**Your instructions**
Set down, without alteration, the lines from the one that contains "Decode this image" through the final line of the material below.

**Source records**
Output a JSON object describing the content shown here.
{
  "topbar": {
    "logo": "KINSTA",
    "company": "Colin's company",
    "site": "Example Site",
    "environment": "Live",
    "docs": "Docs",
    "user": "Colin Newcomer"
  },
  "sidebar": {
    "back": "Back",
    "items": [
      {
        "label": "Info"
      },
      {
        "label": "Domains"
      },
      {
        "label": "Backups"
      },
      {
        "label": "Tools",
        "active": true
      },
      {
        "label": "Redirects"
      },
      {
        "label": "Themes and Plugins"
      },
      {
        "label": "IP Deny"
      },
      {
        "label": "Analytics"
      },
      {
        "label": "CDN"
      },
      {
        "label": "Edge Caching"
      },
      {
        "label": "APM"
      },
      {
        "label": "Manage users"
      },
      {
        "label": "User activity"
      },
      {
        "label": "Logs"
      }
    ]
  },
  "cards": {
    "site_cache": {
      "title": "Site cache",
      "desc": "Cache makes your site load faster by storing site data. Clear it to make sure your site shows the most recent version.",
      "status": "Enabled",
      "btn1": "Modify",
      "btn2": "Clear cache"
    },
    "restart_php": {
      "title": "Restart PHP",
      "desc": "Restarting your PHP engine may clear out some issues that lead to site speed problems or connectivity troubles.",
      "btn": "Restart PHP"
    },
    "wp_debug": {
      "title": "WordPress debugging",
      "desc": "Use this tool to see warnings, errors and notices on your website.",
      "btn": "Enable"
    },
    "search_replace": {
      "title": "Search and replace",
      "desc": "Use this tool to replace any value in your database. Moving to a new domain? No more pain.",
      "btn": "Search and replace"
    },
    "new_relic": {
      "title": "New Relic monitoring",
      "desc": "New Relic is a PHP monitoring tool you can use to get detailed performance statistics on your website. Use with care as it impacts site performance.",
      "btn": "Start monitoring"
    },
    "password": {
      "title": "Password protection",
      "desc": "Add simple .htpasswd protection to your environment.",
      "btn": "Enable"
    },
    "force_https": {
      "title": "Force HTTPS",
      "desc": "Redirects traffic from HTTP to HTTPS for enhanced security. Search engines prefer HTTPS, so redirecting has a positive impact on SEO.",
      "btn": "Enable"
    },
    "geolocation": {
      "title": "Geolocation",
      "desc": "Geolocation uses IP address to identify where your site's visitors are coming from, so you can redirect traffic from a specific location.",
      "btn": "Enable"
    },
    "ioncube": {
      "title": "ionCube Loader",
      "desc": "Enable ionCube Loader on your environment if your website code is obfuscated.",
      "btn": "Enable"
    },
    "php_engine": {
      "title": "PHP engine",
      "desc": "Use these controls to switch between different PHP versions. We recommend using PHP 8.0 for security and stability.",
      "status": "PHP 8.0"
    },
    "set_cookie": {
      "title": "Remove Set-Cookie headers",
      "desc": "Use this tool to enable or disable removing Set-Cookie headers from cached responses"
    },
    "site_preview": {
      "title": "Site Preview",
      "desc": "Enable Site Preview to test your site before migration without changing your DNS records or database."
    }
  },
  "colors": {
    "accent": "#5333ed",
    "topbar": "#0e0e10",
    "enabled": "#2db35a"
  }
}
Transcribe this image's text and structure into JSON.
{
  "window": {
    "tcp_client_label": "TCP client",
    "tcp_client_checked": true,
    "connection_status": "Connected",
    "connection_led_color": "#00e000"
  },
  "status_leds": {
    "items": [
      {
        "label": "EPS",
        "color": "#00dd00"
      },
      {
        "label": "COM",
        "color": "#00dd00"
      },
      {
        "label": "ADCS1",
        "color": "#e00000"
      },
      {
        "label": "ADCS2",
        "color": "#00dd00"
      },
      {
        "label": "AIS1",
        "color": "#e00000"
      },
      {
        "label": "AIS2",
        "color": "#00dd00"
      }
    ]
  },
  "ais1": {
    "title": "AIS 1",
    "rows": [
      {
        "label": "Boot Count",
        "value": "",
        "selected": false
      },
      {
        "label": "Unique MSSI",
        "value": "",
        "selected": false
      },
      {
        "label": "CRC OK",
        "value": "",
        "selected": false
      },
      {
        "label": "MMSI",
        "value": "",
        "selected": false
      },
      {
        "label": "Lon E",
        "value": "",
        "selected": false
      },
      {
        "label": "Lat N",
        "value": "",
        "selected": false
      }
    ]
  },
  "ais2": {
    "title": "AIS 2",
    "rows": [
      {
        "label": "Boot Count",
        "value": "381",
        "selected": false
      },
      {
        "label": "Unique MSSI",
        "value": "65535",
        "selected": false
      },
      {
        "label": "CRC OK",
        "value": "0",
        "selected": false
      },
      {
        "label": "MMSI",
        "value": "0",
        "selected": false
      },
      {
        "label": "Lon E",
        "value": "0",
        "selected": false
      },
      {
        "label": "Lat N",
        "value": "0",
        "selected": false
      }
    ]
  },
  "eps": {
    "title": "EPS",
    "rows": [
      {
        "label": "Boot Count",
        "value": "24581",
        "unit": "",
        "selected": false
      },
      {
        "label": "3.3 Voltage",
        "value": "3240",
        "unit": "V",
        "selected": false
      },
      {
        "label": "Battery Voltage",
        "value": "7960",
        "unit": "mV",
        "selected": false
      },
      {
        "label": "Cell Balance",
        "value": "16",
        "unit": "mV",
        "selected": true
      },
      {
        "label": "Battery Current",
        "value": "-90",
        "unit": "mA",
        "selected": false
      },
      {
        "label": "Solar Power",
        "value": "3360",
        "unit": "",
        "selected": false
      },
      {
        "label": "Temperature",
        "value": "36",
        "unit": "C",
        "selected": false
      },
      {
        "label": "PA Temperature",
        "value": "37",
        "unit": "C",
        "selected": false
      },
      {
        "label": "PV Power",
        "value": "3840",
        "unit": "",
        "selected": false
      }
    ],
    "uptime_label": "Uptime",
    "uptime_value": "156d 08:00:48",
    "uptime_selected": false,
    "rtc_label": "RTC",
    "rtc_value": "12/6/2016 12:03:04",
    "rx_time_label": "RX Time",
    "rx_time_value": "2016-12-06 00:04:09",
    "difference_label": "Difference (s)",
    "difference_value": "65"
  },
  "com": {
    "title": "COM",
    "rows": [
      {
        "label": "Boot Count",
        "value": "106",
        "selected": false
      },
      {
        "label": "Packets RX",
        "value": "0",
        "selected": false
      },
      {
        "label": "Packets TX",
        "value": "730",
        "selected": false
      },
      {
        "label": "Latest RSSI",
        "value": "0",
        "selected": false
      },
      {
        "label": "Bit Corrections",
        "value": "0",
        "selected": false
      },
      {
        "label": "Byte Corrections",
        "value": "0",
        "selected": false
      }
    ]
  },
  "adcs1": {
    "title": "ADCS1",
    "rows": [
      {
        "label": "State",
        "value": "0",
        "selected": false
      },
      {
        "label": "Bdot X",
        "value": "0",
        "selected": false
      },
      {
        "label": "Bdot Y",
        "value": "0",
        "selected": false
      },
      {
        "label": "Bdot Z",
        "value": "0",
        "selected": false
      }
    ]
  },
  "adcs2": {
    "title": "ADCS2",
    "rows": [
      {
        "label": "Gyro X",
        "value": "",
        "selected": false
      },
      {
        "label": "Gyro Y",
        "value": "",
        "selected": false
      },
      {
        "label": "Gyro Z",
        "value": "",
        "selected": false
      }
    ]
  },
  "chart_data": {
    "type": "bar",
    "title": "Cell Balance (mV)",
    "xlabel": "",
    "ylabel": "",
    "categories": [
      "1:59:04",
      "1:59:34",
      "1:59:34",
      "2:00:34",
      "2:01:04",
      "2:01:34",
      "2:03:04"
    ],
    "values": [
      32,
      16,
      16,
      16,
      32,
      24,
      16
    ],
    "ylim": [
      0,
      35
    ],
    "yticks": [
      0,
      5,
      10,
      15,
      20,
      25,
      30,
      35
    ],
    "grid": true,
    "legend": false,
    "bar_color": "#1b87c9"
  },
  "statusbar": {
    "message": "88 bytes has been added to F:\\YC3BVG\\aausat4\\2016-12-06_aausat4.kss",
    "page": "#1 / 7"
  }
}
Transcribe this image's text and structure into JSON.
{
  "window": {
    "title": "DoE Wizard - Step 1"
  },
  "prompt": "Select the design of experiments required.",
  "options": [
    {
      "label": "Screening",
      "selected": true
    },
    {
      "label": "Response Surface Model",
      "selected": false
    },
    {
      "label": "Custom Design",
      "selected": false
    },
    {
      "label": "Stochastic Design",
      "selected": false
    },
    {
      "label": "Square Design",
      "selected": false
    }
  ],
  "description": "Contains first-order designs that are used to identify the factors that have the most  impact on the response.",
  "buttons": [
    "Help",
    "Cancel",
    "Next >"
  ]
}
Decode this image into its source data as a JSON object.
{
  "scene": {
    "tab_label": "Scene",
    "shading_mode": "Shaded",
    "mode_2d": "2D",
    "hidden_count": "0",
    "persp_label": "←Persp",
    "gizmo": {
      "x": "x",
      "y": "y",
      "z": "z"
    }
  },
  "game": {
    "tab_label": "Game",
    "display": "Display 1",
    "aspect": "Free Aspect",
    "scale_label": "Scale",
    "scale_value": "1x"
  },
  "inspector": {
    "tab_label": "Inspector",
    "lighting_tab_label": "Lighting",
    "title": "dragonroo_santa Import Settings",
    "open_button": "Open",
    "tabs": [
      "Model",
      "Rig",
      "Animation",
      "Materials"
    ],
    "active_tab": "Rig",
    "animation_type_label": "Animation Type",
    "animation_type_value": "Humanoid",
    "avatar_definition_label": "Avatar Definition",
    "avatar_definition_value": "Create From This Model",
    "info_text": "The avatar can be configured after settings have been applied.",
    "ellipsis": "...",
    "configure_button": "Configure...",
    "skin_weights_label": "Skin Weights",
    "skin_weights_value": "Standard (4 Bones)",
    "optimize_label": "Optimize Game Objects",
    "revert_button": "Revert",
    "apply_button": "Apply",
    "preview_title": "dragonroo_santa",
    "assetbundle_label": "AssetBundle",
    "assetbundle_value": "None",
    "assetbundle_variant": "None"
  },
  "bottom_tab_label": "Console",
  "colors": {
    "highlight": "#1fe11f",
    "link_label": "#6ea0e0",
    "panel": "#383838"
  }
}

**Result for this exercise**
Decode this image into its source data as a JSON object.
{
  "scene": {
    "tab_label": "Scene",
    "shading_mode": "Shaded",
    "mode_2d": "2D",
    "hidden_count": "0",
    "persp_label": "←Persp",
    "gizmo": {
      "x": "x",
      "y": "y",
      "z": "z"
    }
  },
  "game": {
    "tab_label": "Game",
    "display": "Display 1",
    "aspect": "Free Aspect",
    "scale_label": "Scale",
    "scale_value": "1x"
  },
  "inspector": {
    "tab_label": "Inspector",
    "lighting_tab_label": "Lighting",
    "title": "dragonroo_santa Import Settings",
    "open_button": "Open",
    "tabs": [
      "Model",
      "Rig",
      "Animation",
      "Materials"
    ],
    "active_tab": "Rig",
    "animation_type_label": "Animation Type",
    "animation_type_value": "Humanoid",
    "avatar_definition_label": "Avatar Definition",
    "avatar_definition_value": "Create From This Model",
    "info_text": "The avatar can be configured after settings have been applied.",
    "ellipsis": "...",
    "configure_button": "Configure...",
    "skin_weights_label": "Skin Weights",
    "skin_weights_value": "Standard (4 Bones)",
    "optimize_label": "Optimize Game Objects",
    "revert_button": "Revert",
    "apply_button": "Apply",
    "preview_title": "dragonroo_santa",
    "assetbundle_label": "AssetBundle",
    "assetbundle_value": "None",
    "assetbundle_variant": "None"
  },
  "bottom_tab_label": "Console",
  "colors": {
    "highlight": "#1fe11f",
    "link_label": "#6ea0e0",
    "panel": "#383838"
  }
}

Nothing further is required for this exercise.